*** Begin section ***

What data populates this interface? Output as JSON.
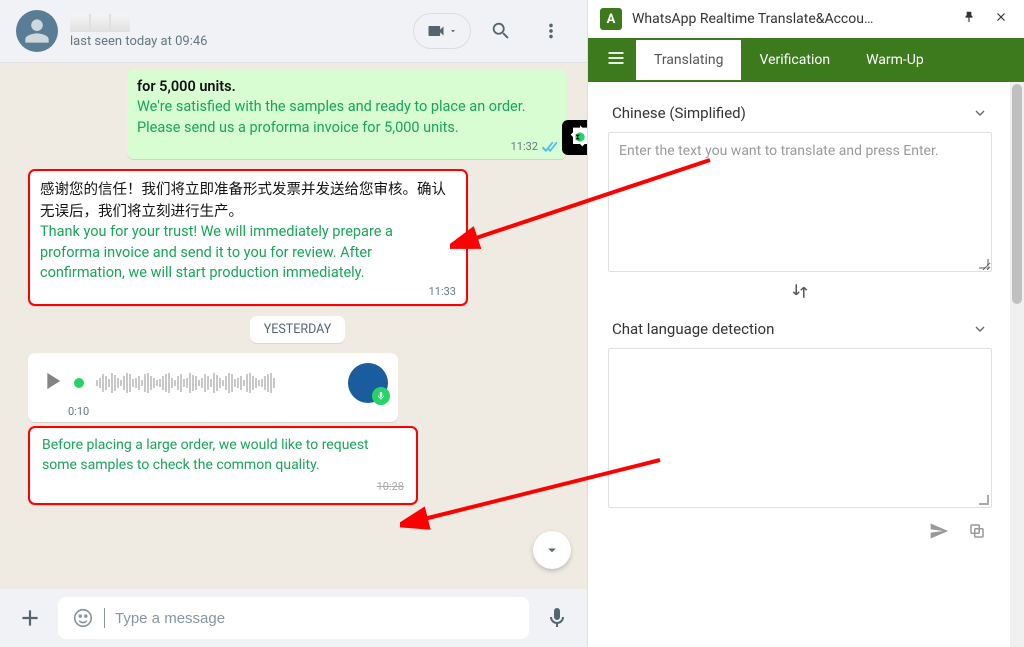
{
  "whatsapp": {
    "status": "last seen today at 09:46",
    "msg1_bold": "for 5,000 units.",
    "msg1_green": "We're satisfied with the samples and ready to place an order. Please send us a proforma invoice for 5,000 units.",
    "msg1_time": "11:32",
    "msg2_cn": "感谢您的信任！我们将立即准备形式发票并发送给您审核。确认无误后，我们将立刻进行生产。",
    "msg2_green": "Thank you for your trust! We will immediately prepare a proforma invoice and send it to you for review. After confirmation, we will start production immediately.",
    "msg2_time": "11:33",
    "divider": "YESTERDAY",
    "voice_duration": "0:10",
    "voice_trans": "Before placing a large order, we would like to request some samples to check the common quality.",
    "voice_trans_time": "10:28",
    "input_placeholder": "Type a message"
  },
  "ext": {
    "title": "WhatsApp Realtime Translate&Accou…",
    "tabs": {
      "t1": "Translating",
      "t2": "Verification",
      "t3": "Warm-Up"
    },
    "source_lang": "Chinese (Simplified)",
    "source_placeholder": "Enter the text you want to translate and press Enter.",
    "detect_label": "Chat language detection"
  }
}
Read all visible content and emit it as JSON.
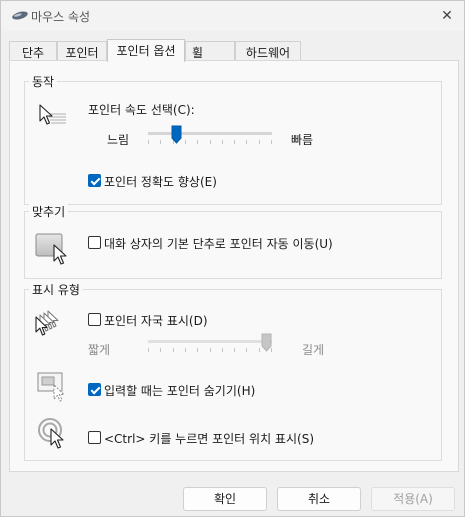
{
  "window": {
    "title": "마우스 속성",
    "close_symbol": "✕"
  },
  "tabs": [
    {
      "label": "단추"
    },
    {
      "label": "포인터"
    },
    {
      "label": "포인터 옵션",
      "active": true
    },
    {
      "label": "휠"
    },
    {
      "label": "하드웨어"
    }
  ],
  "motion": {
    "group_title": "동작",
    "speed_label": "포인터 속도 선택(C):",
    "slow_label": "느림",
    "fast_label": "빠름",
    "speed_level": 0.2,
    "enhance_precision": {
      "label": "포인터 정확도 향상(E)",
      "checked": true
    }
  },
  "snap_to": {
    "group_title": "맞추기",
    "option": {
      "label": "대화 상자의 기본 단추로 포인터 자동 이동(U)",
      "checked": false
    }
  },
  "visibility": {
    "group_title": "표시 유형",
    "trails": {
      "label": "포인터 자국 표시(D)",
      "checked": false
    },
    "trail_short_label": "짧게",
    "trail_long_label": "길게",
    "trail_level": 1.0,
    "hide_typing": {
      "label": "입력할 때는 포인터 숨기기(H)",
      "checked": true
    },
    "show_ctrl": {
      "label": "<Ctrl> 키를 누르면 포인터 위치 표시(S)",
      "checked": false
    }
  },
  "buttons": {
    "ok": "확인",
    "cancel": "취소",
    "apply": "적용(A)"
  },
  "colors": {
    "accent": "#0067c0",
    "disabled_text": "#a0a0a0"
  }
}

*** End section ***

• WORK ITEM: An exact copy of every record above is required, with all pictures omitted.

• THE COMPLETED TASK:
What data populates this interface? Output as JSON.
{
  "whatsapp": {
    "status": "last seen today at 09:46",
    "msg1_bold": "for 5,000 units.",
    "msg1_green": "We're satisfied with the samples and ready to place an order. Please send us a proforma invoice for 5,000 units.",
    "msg1_time": "11:32",
    "msg2_cn": "感谢您的信任！我们将立即准备形式发票并发送给您审核。确认无误后，我们将立刻进行生产。",
    "msg2_green": "Thank you for your trust! We will immediately prepare a proforma invoice and send it to you for review. After confirmation, we will start production immediately.",
    "msg2_time": "11:33",
    "divider": "YESTERDAY",
    "voice_duration": "0:10",
    "voice_trans": "Before placing a large order, we would like to request some samples to check the common quality.",
    "voice_trans_time": "10:28",
    "input_placeholder": "Type a message"
  },
  "ext": {
    "title": "WhatsApp Realtime Translate&Accou…",
    "tabs": {
      "t1": "Translating",
      "t2": "Verification",
      "t3": "Warm-Up"
    },
    "source_lang": "Chinese (Simplified)",
    "source_placeholder": "Enter the text you want to translate and press Enter.",
    "detect_label": "Chat language detection"
  }
}
Read all visible content and emit it as JSON.
{
  "window": {
    "title": "마우스 속성",
    "close_symbol": "✕"
  },
  "tabs": [
    {
      "label": "단추"
    },
    {
      "label": "포인터"
    },
    {
      "label": "포인터 옵션",
      "active": true
    },
    {
      "label": "휠"
    },
    {
      "label": "하드웨어"
    }
  ],
  "motion": {
    "group_title": "동작",
    "speed_label": "포인터 속도 선택(C):",
    "slow_label": "느림",
    "fast_label": "빠름",
    "speed_level": 0.2,
    "enhance_precision": {
      "label": "포인터 정확도 향상(E)",
      "checked": true
    }
  },
  "snap_to": {
    "group_title": "맞추기",
    "option": {
      "label": "대화 상자의 기본 단추로 포인터 자동 이동(U)",
      "checked": false
    }
  },
  "visibility": {
    "group_title": "표시 유형",
    "trails": {
      "label": "포인터 자국 표시(D)",
      "checked": false
    },
    "trail_short_label": "짧게",
    "trail_long_label": "길게",
    "trail_level": 1.0,
    "hide_typing": {
      "label": "입력할 때는 포인터 숨기기(H)",
      "checked": true
    },
    "show_ctrl": {
      "label": "<Ctrl> 키를 누르면 포인터 위치 표시(S)",
      "checked": false
    }
  },
  "buttons": {
    "ok": "확인",
    "cancel": "취소",
    "apply": "적용(A)"
  },
  "colors": {
    "accent": "#0067c0",
    "disabled_text": "#a0a0a0"
  }
}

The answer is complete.